Richards, speaking in the final session at yesterday's Oxford Media Convention, outlined not only the media regulator's plans for the next couple of years, but also some trends it saw as being of particular interest.
He opened by saying he would not comment about anything to do with Ofcom's study of News Corporation's bid for the remainder of Sky on media plurality, and said the last months had been "pretty tough". This was not because of Sky matters, he said, but due to the 25% reduction in Ofcom's budget in response to the tougher political and public spending climate.
Richards said a redundancy programme was nearly complete and divulged "you will see some younger faces in more senior positions."
Trends highlighted by Richards included the growth of online video, the eruption of the "mobile data volcano" and the pressure on mobile data network capacity, and the resilience of television.
Richards said: "It looks like TV is becoming the cockroach of the internet apocalypse. Whatever the internet revolution throws at it, it survives and survives...TV viewing over the past five years is up, not down."
But he was on the side of those recently installed television executives pushing for change despite the advertising recovery.
Richards said: "When I hear David Abraham and Adam Crozier and others keep talking about the structural challenge and the need to make change and the need to avoid the temptation of complacency as the cycle turns and begins to favour spot advertising again, I very much agree with them.
"Free-to-air commercial TV needs to work ever harder to adapt to become a cross-platform proposition and one less reliant on the traditional delivery of sales relationships and assumptions of the past.
"Here again, I think Ofcom has an important contribution to make. I've said for some years now we would like to see a significant revision to the framework of regulation in this area, to move from the analogue age that was with us still in the last Communications Act, to the digital age which is the everyday reality for the next legislation."

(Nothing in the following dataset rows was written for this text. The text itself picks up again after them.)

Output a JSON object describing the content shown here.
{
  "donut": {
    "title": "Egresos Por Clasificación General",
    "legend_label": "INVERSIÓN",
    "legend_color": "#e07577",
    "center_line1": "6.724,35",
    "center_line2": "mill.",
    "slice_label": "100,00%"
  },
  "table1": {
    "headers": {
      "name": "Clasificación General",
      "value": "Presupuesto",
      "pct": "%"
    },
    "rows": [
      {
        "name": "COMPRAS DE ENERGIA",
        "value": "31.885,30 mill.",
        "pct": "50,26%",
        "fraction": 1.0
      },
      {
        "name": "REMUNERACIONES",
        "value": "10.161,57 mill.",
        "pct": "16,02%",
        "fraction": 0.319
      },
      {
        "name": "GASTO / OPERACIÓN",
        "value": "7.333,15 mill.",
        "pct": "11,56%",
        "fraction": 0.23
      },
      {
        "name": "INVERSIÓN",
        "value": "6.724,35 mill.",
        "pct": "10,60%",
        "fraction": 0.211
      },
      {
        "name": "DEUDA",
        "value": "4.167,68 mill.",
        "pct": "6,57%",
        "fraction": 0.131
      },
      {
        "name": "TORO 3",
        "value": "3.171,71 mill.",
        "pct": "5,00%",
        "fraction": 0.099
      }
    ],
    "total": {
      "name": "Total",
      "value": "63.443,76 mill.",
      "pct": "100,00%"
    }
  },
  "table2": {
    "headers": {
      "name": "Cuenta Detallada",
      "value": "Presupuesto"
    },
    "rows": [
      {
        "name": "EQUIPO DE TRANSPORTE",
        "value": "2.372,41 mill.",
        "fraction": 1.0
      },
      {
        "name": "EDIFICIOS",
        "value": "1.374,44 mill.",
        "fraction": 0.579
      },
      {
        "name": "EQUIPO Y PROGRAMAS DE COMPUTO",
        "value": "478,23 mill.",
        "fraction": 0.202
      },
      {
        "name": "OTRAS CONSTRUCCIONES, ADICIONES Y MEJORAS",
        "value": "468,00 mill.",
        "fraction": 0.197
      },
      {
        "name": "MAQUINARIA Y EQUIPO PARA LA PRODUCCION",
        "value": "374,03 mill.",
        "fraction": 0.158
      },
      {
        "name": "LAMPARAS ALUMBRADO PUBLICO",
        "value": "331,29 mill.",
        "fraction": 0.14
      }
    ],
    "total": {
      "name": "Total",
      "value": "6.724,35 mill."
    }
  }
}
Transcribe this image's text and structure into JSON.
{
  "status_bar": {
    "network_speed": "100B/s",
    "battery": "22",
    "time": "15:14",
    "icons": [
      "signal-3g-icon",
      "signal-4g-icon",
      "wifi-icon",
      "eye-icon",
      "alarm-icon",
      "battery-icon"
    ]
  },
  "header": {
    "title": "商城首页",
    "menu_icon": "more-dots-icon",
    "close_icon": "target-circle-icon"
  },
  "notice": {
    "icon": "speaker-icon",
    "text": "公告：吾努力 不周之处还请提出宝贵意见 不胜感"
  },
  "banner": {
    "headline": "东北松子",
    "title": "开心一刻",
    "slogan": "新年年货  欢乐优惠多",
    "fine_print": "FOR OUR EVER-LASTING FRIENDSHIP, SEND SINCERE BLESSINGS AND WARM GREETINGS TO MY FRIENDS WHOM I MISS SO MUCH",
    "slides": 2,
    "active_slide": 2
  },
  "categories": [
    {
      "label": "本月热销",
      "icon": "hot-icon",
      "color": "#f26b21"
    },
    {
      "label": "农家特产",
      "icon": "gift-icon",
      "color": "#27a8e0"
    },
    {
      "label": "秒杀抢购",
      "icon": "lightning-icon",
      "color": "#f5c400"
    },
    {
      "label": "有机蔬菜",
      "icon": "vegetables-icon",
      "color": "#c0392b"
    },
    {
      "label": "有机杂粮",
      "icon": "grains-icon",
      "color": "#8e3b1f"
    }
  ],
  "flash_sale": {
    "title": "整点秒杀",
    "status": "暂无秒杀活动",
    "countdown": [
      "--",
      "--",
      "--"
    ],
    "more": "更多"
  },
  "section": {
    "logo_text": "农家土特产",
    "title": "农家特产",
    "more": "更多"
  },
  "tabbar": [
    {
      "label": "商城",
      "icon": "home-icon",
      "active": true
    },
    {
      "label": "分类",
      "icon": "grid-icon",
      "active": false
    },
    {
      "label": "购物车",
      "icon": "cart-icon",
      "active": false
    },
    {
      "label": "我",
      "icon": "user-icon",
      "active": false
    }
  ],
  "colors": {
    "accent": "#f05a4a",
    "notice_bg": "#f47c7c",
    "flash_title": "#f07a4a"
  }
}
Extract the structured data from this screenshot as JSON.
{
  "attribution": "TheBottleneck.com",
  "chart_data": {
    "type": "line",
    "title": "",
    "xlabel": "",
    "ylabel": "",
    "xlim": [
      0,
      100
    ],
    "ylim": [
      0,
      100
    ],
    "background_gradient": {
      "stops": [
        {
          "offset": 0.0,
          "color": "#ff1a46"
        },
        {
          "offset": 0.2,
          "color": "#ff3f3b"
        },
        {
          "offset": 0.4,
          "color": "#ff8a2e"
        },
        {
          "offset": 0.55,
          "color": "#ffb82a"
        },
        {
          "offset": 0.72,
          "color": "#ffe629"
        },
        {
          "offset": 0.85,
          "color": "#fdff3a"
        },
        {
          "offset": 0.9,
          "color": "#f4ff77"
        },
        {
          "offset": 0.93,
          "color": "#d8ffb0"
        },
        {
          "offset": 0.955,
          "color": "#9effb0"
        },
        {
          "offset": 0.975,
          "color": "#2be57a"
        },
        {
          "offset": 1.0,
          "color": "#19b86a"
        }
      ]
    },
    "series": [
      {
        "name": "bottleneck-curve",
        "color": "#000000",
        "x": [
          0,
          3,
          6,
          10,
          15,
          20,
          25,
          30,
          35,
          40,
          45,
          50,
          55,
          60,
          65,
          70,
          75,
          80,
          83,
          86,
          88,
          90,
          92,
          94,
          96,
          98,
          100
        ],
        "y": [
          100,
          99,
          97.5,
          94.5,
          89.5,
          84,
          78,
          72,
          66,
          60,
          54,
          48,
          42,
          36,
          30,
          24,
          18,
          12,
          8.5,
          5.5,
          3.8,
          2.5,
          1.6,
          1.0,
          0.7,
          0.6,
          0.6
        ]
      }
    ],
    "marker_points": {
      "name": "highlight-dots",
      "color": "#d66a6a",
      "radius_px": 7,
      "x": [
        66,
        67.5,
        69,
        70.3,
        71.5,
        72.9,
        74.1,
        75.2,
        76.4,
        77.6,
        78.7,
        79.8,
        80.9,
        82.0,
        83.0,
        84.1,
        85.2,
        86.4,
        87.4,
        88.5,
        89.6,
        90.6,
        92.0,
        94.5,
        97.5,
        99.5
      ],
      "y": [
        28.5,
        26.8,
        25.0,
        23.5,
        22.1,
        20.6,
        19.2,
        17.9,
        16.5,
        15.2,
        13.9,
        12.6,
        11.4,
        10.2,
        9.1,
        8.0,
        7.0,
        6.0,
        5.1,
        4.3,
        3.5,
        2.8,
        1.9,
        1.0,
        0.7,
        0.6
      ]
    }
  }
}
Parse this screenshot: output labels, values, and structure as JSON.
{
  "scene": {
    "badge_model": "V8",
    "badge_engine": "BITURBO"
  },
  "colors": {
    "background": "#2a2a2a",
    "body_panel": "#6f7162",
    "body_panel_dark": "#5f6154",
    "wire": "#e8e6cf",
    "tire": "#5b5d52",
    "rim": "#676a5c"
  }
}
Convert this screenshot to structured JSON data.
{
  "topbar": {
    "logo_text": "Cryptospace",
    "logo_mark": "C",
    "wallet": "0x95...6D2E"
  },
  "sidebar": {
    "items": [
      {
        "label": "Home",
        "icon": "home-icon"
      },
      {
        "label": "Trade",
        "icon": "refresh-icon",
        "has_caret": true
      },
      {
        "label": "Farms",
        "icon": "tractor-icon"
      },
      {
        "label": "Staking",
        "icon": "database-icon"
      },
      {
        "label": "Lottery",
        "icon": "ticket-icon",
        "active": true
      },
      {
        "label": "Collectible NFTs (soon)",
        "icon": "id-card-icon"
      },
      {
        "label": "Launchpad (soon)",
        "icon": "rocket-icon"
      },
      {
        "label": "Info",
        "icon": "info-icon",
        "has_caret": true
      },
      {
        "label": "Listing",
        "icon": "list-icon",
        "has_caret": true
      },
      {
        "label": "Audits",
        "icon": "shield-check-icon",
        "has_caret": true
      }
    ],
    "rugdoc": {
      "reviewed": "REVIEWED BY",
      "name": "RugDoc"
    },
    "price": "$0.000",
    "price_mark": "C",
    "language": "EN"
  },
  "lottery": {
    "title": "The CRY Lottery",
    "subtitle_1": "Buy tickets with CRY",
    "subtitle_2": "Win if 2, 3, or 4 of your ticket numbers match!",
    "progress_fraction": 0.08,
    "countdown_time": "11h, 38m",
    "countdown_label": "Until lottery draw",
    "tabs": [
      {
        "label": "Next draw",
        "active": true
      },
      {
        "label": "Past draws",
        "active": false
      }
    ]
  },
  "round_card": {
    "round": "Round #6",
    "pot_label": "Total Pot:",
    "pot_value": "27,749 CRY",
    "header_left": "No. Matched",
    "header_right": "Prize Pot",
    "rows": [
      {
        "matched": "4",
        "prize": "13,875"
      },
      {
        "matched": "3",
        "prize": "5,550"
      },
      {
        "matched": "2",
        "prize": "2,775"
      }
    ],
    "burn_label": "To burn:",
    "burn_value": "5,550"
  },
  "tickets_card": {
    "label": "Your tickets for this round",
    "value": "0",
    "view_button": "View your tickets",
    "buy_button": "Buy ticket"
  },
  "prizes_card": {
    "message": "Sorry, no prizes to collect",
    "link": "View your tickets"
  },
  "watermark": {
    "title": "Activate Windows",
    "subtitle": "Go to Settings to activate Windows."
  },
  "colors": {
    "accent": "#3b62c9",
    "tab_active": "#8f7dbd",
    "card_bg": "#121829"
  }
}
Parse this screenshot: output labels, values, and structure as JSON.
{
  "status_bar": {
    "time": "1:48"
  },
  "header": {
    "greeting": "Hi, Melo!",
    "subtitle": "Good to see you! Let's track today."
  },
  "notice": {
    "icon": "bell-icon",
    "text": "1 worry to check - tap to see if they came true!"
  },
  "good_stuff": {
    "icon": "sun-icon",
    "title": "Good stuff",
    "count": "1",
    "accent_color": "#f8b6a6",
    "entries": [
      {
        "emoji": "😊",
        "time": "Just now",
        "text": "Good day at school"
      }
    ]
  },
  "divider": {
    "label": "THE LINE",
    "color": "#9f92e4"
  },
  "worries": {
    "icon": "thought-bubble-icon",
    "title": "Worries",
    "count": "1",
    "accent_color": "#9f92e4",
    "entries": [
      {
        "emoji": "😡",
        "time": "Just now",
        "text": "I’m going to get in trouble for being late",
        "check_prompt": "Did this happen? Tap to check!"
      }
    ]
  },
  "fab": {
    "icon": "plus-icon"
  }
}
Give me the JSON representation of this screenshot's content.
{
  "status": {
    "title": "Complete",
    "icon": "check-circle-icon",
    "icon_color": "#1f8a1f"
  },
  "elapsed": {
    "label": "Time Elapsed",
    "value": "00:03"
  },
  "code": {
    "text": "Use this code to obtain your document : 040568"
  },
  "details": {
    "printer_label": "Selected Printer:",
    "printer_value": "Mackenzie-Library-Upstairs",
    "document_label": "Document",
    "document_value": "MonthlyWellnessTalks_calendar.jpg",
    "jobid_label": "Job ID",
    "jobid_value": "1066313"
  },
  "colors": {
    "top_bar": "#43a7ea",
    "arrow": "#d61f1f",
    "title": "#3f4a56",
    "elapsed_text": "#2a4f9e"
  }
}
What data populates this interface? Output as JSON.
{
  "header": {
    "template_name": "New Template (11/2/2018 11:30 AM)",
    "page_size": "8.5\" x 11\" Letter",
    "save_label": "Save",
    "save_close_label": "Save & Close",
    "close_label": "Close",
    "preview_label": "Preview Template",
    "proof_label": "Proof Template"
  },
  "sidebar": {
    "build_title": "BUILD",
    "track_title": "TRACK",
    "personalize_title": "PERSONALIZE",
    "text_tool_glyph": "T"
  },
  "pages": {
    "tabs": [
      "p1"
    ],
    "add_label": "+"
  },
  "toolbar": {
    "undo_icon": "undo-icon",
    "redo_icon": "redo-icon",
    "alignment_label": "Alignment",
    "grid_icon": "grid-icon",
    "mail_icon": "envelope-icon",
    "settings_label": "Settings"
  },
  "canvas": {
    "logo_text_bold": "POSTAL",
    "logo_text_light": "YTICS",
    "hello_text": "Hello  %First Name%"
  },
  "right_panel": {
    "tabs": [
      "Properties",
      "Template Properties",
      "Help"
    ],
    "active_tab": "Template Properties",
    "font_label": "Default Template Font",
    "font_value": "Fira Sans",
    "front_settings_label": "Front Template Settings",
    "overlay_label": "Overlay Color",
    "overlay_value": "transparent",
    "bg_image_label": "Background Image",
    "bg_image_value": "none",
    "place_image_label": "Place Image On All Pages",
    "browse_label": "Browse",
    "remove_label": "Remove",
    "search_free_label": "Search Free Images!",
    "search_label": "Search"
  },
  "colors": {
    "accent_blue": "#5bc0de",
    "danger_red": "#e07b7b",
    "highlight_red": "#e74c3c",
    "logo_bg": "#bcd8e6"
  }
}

Earlier in the day, Jeremy Hunt, culture, media, sport and Olympics secretary, prepared the ground for a new Communications Act, pledging that his department would produce a green paper by the end of the year with a view to bring a new Act into force by 2015.
Hunt said he was prepared to "radically rethink" and consider removing regulation in some areas, although he did not outline what they could be.
Whether or not CRR will be removed, Richards was clear there were plenty of other hot potatoes – or in his parlance "vexed questions" – Ofcom would deal with this year.
One is responsibility for dealing with illegal filesharing under the provisions of the Digital Economy Act.
Richards said: "It would be a braver man than I who could predict exactly where [the problem of breach of copyright online] will end up. I don't think anybody really knows how the current proposals will fare, if and when they are implemented. [ISPs TalkTalk and BT are to have their legal challenge to the Digital Economy Act heard in March.]
"But we are on course to play our role in June this year, with a code and an enforcement project and an assessment in the second half of 2011 and 2012."
The regulator is set to publish its first proposals on net neutrality, an area of friction between broadcasters and telecoms companies, in the next few months, having been handed responsibility as part of the EU framework.
Richards was brief on the subject, saying simply it was becoming more important "as video providers require greater and greater certainty over the quality of service on both standard definition and high definition".
Earlier in the afternoon, Mark Thompson, BBC director-general, raised concerns about ISPs' commitment to net neutrality, in a speech justifying the BBC's impact on and interest in content distribution.